Between September 30, 1992, and March 31, 2004, 12 MCMs were observed among 414 monotherapy exposures, giving a risk of 2.9%[12 of 414; 95% confidence interval (CI), 1.6–5.1%]. This compares with risks of 2 to 3% in the general population (1) [as estimated through the Metropolitan Atlanta Congenital Defects Program (MACDP), which also uses CDC malformation classification criteria] and 3.3 to 4.5% in cohorts of women with epilepsy exposed to AED monotherapy reported in the literature (2–4). The Lamotrigine Registry currently has the power to detect a 1.79- to 2.00-fold increase in the risk of MCMs, assuming a baseline of 2 to 3%, as estimated from the MACDP.
The observed risk among 88 LTG and valproate (VPA) polytherapy exposures was 12.5% (11 of 88; 95% CI, 6.7–21.7%) and was 2.7% (five of 182; 95% CI, 1.0–6.6%) among 182 exposures to LTG polytherapy without VPA. No consistent pattern of malformation types was observed among monotherapy or polytherapy exposures.

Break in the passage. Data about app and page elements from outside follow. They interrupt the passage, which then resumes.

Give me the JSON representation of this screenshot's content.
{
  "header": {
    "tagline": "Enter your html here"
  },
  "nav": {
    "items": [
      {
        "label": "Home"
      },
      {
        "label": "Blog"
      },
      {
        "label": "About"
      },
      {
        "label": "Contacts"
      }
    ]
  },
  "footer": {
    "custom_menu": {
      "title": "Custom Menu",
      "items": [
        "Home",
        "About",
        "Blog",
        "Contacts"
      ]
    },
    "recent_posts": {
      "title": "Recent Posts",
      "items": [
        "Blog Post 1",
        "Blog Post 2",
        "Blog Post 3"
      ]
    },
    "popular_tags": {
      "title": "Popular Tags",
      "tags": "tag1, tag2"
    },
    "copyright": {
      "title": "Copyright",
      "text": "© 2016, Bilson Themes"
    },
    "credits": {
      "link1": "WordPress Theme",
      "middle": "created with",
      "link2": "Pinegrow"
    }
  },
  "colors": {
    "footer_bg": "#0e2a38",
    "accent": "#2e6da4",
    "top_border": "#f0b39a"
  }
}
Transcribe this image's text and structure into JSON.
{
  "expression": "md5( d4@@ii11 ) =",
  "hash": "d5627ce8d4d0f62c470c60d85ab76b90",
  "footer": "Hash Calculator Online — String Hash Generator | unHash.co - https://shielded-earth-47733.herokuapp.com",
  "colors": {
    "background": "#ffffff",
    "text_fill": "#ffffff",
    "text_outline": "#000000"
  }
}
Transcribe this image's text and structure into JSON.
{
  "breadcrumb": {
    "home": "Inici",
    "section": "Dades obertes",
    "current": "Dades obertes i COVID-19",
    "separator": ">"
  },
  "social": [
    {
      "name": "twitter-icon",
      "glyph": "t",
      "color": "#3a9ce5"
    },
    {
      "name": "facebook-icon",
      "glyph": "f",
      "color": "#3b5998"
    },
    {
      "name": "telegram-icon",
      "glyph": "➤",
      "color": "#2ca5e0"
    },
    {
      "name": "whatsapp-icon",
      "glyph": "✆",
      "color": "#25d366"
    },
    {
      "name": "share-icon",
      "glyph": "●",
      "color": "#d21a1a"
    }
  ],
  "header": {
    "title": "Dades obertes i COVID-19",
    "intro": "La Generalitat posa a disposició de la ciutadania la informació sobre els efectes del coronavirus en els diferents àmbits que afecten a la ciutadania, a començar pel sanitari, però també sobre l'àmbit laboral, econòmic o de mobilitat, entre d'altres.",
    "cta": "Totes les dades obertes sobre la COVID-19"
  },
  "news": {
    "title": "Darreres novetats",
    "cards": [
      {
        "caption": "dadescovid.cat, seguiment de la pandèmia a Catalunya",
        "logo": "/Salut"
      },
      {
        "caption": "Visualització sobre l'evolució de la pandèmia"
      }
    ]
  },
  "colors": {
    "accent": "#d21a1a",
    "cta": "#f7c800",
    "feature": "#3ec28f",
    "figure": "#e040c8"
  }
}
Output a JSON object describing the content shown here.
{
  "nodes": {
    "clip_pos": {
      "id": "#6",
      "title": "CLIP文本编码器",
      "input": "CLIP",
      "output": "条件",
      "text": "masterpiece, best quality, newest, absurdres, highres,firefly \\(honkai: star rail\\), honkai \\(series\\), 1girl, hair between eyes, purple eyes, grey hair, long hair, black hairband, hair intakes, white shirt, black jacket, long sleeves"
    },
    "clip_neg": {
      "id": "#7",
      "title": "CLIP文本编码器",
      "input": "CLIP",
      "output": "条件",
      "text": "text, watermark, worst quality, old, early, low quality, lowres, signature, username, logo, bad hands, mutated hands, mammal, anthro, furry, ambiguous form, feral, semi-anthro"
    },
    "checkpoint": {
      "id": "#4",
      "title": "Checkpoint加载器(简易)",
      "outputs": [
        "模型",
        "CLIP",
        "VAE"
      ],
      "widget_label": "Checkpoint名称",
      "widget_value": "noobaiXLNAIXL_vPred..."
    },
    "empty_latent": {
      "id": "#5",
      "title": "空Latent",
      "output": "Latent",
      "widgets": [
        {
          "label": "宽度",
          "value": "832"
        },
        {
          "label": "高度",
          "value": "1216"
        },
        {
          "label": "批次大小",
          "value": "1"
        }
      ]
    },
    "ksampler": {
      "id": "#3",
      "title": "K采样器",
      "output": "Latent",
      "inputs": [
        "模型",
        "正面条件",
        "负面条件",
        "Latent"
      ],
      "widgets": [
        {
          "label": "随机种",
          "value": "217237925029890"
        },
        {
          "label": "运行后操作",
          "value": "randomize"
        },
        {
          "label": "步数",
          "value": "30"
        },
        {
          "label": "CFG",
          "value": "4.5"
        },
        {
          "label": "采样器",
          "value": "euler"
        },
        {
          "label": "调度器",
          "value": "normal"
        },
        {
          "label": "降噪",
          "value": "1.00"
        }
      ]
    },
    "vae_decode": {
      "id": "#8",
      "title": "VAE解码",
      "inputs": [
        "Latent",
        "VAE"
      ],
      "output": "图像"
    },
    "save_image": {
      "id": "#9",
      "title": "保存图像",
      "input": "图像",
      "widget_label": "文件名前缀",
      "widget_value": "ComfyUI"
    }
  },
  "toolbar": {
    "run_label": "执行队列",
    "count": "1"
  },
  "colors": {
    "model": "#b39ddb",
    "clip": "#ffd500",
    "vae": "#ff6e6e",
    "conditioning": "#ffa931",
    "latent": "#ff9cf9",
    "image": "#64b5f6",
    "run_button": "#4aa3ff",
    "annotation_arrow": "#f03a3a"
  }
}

The Lamotrigine Registry represents substantial data on one of the newer AEDs. The risk of MCMs after LTG monotherapy exposure appears to be similar to that in the general population, although the sample size is insufficient to allow definitive conclusions. The higher frequency of major malformations after LTG-VPA polytherapy exposure was consistent with that in publications on VPA monotherapy, although the registry is not powered to determine the individual contribution of each medication. Continued registration of exposed pregnancies will enhance the statistical power of the study and the data available for physicians to assess the benefit–risk ratio of LTG use in pregnancy.